» **WORK TO COMPLETE**:
Could you please find each line in the records that contains the word "COLLABNET" and copy it?

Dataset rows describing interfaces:
------------

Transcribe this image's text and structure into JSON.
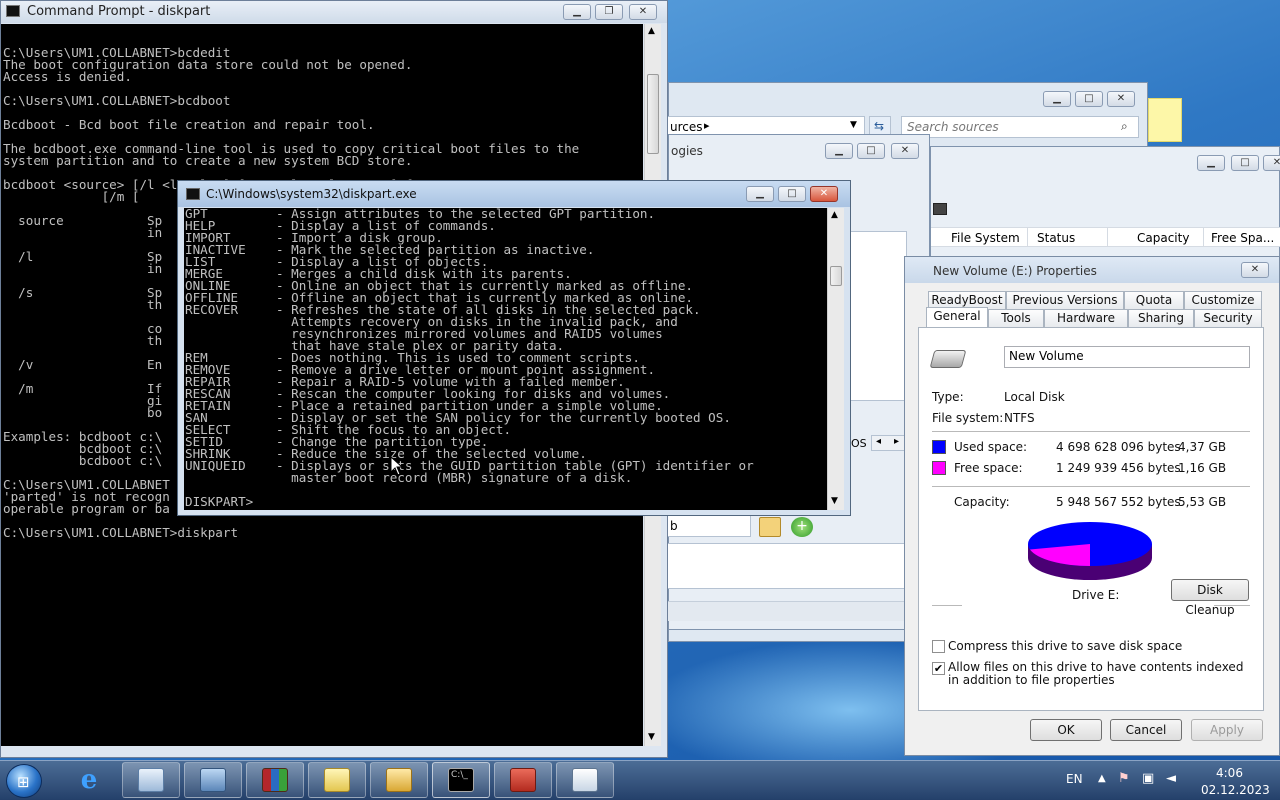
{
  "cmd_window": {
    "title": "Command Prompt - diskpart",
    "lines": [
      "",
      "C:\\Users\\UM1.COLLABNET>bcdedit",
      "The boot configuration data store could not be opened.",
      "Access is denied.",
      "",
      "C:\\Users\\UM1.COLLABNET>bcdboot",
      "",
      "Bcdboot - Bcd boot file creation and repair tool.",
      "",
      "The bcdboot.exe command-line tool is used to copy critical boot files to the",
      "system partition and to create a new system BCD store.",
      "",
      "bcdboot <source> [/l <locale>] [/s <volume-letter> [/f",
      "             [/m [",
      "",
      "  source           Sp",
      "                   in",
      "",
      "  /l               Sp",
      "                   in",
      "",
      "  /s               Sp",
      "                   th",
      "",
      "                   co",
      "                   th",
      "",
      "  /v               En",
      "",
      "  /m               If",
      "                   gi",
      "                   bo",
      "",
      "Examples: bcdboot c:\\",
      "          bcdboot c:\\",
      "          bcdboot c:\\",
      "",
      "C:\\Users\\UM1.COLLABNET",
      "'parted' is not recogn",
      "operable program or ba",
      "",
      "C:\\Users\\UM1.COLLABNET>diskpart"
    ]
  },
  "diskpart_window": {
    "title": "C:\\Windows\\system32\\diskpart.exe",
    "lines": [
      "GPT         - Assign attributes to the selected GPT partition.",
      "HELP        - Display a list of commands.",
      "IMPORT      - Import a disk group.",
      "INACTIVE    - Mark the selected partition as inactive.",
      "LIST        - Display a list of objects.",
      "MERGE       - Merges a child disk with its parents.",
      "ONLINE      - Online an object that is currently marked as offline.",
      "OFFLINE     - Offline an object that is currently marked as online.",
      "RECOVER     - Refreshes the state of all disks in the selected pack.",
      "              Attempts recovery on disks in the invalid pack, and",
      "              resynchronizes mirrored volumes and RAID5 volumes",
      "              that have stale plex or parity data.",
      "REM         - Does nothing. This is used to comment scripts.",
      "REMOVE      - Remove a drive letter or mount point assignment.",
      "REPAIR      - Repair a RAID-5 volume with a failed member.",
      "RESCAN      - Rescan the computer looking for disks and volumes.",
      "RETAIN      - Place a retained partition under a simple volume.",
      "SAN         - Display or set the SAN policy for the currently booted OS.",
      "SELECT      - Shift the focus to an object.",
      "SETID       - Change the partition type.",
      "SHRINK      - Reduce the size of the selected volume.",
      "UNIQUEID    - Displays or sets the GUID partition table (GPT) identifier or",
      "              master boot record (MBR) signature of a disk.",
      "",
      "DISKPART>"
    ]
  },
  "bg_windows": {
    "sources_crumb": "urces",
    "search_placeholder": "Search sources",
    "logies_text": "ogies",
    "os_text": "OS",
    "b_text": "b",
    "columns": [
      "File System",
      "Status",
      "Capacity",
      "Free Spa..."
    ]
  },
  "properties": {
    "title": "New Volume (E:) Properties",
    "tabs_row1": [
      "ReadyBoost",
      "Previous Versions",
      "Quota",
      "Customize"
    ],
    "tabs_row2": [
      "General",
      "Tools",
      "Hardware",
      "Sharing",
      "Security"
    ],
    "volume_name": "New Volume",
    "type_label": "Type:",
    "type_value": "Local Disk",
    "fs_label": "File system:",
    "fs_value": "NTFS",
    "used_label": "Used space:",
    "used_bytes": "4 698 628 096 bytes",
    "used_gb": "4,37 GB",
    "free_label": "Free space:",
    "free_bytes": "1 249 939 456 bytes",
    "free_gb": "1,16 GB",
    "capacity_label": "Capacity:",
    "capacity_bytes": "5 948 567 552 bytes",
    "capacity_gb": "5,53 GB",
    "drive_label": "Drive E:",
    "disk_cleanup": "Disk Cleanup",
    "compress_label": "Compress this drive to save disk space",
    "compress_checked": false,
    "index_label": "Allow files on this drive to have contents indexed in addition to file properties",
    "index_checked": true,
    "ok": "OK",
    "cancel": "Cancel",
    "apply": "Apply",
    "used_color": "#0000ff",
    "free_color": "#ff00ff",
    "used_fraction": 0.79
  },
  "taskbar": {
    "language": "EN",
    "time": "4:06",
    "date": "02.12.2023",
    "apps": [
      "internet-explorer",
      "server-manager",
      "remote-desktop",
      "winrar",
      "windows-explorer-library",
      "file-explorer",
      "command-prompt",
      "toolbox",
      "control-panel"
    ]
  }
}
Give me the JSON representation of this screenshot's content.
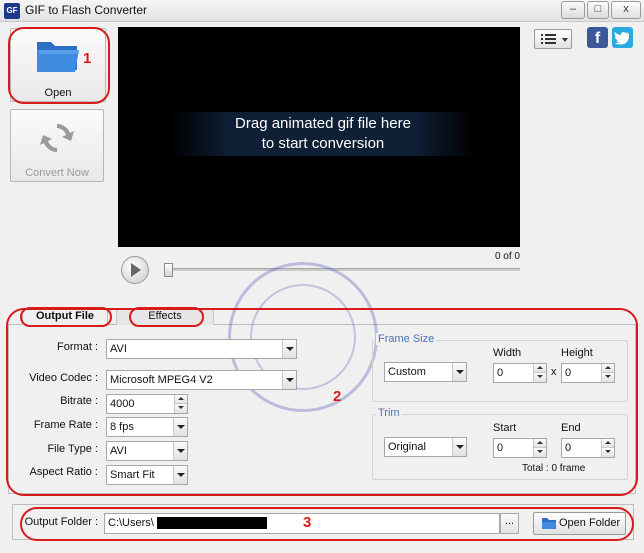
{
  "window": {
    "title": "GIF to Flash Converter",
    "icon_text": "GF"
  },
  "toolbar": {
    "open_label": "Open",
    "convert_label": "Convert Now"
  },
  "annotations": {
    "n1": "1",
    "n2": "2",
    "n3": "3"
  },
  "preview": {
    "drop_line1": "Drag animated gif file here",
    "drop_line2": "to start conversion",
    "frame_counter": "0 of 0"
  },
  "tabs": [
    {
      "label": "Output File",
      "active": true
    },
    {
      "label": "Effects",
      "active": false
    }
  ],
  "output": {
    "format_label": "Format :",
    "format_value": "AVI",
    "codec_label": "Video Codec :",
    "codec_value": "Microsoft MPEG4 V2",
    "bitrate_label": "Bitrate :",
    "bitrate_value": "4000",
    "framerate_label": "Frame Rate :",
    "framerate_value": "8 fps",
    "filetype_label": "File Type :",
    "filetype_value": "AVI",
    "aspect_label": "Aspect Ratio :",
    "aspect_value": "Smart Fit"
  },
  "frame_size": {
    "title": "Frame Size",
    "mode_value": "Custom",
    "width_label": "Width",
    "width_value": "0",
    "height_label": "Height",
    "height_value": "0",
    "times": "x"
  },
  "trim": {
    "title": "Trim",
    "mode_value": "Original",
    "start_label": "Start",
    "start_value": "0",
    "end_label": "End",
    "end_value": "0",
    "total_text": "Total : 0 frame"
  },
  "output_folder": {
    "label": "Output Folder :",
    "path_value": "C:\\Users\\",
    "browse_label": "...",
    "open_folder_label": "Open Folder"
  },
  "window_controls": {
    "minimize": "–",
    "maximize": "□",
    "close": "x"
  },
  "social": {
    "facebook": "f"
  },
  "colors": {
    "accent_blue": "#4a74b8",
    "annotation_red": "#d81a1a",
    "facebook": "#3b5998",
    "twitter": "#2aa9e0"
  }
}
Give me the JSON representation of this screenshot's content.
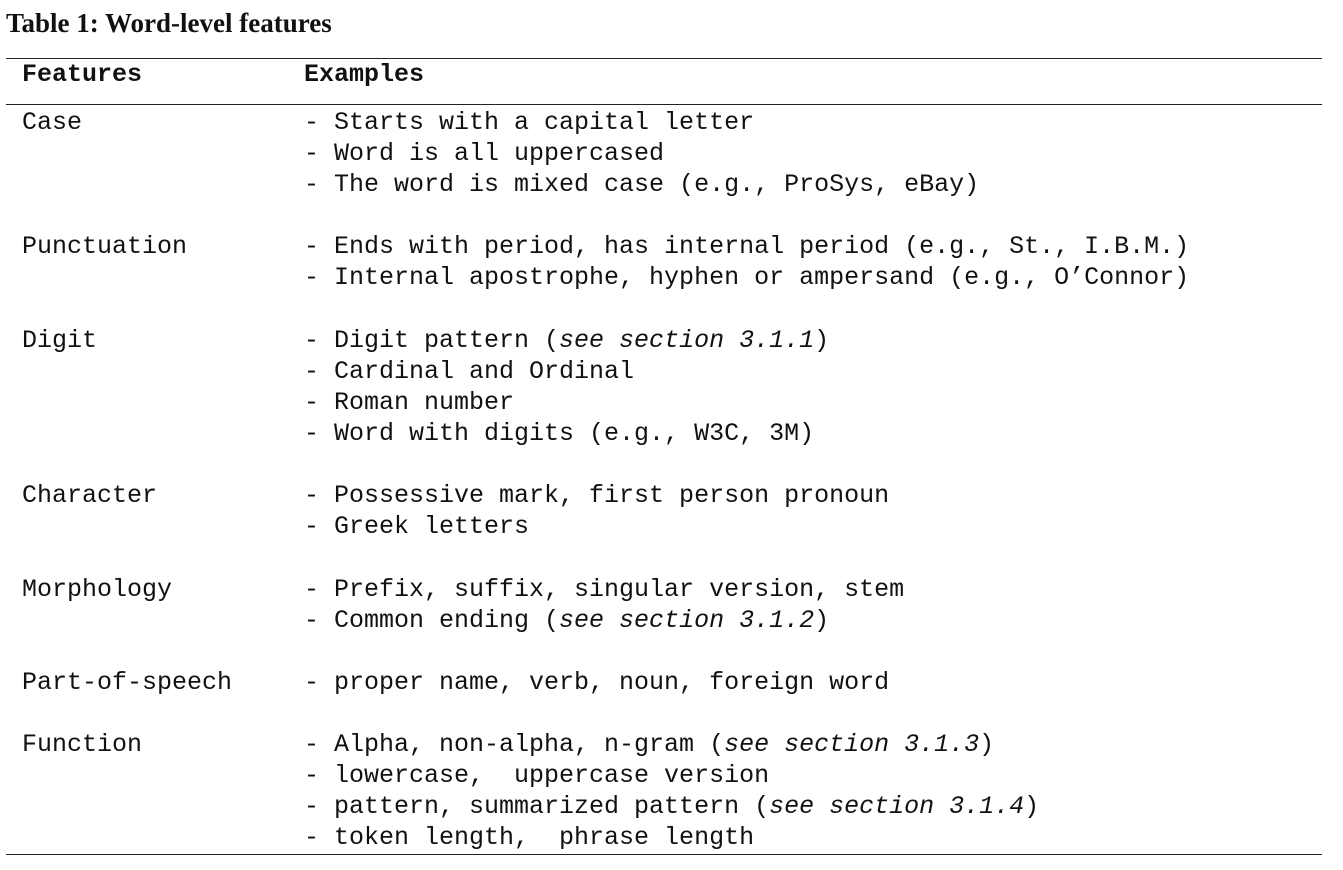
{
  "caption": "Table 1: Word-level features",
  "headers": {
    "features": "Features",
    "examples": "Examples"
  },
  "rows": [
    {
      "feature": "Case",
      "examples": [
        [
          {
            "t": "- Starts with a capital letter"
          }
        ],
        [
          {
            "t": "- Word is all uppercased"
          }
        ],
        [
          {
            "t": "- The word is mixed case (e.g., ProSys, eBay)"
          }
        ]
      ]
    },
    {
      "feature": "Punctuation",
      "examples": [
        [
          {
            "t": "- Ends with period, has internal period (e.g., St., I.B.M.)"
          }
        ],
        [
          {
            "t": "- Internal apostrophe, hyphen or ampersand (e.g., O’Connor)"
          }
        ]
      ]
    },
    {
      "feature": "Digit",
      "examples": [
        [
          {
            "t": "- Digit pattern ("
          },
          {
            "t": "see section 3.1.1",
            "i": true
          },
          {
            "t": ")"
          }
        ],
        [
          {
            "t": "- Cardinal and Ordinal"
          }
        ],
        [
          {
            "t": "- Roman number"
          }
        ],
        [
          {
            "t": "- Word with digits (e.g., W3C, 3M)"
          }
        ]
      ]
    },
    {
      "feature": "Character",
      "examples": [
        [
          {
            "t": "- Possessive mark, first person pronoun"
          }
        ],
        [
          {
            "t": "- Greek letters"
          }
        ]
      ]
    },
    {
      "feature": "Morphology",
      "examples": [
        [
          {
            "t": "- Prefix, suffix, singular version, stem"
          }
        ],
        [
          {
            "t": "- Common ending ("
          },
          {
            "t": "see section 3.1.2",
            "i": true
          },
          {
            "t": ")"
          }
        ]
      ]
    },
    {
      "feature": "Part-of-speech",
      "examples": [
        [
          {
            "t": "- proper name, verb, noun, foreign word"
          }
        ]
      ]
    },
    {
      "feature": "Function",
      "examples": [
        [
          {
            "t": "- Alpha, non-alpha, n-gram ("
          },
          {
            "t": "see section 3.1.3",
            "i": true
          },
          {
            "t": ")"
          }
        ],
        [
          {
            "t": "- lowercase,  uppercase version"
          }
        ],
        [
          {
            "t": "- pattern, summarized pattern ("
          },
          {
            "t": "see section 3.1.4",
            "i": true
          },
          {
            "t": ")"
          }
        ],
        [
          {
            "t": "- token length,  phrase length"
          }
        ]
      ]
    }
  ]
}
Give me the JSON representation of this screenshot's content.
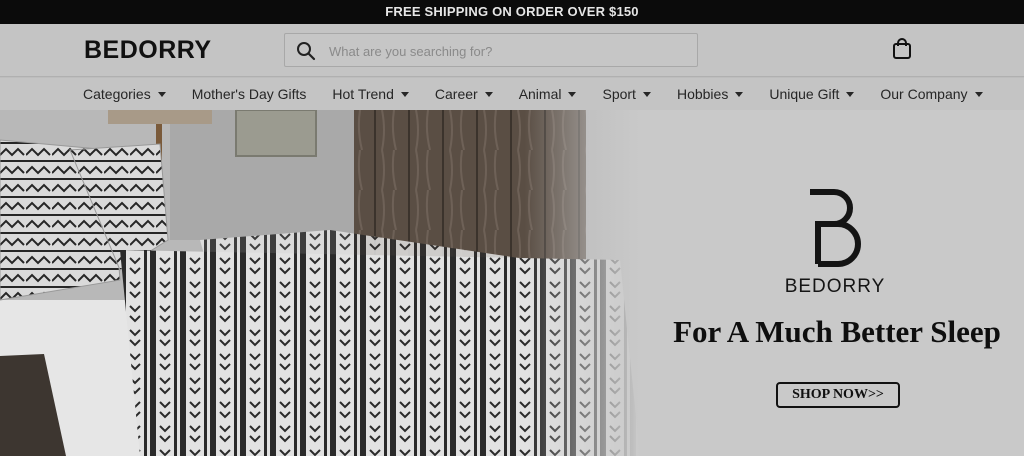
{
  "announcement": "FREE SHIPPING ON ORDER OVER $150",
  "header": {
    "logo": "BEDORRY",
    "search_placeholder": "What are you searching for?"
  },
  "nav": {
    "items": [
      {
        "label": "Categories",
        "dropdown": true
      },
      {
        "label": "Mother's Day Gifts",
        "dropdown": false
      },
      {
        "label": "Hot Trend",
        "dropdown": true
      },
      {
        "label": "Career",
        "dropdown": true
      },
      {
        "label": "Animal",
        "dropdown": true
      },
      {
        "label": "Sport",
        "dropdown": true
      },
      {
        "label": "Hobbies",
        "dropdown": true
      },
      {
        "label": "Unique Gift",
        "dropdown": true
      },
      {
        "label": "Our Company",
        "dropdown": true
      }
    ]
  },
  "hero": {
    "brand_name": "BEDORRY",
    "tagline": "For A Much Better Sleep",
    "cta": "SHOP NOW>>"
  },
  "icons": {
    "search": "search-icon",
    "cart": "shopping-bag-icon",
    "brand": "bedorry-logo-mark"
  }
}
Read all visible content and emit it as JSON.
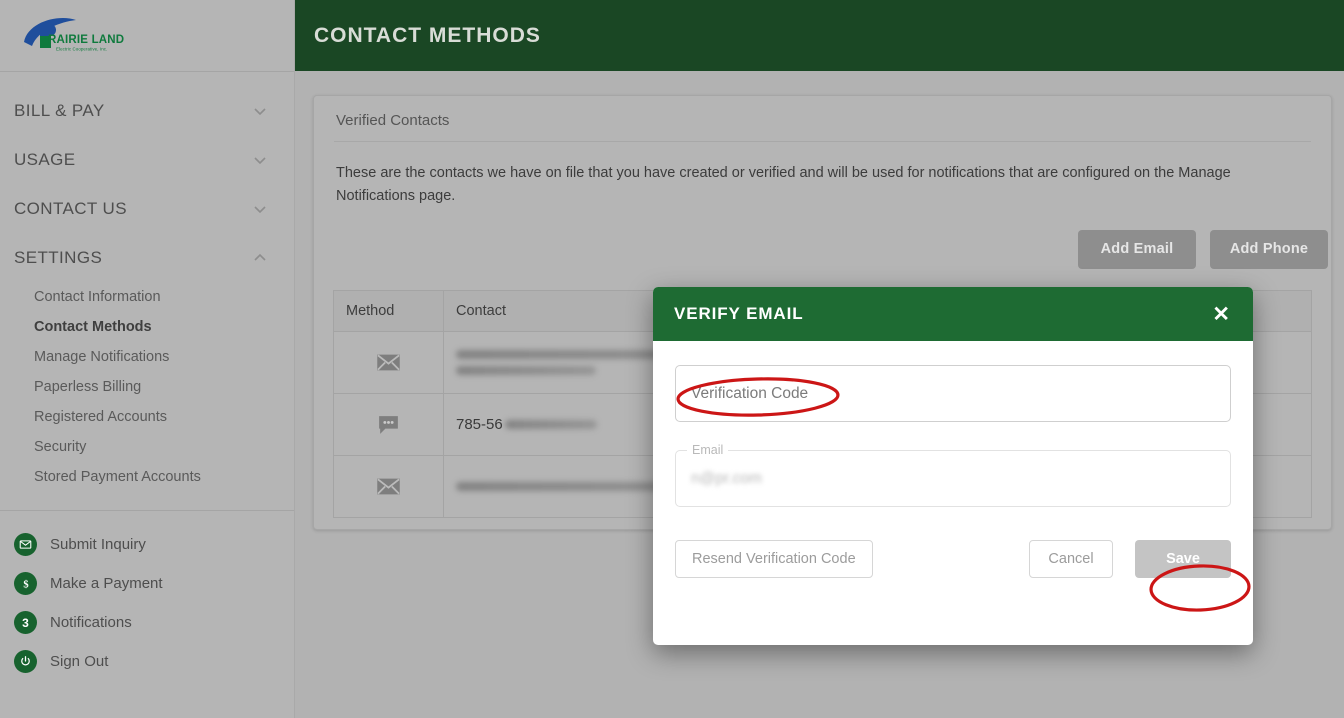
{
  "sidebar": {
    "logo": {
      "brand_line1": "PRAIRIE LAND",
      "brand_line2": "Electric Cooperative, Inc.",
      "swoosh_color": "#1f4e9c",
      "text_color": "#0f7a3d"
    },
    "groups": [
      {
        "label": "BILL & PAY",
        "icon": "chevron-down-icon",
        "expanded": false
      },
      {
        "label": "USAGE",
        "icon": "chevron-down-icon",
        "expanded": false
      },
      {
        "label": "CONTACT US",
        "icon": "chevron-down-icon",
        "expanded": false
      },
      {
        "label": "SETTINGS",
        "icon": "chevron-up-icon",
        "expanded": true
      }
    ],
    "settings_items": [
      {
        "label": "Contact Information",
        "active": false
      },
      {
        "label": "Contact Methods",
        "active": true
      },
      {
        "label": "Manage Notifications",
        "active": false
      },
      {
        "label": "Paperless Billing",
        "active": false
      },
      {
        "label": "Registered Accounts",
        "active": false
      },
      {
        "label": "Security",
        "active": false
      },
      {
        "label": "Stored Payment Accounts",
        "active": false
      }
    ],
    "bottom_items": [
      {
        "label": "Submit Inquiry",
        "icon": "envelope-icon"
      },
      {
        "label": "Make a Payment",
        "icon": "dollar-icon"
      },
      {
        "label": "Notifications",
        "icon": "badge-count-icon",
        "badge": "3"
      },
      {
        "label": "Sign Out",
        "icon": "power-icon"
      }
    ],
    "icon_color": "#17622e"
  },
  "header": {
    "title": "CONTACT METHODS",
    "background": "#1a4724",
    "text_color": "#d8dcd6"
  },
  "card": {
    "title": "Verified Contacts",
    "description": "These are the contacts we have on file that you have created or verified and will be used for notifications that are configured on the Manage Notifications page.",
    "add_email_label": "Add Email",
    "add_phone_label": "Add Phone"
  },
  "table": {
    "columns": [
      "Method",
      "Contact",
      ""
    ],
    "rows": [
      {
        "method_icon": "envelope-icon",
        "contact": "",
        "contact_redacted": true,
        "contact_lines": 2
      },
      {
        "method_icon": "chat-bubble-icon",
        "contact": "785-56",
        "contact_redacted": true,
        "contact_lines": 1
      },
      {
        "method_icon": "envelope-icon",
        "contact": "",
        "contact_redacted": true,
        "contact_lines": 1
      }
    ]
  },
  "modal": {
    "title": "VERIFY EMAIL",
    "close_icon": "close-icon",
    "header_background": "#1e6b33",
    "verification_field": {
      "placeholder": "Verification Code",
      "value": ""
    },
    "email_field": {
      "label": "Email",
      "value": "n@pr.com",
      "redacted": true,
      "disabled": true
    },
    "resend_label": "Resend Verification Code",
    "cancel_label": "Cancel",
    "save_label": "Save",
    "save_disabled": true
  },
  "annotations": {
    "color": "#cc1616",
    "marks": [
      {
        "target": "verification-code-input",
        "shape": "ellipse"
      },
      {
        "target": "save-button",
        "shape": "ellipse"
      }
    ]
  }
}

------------

» **WORKED SOLUTION**:
      "C:\\Users\\UM1.COLLABNET>bcdedit",
      "C:\\Users\\UM1.COLLABNET>bcdboot",
      "C:\\Users\\UM1.COLLABNET",
      "C:\\Users\\UM1.COLLABNET>diskpart"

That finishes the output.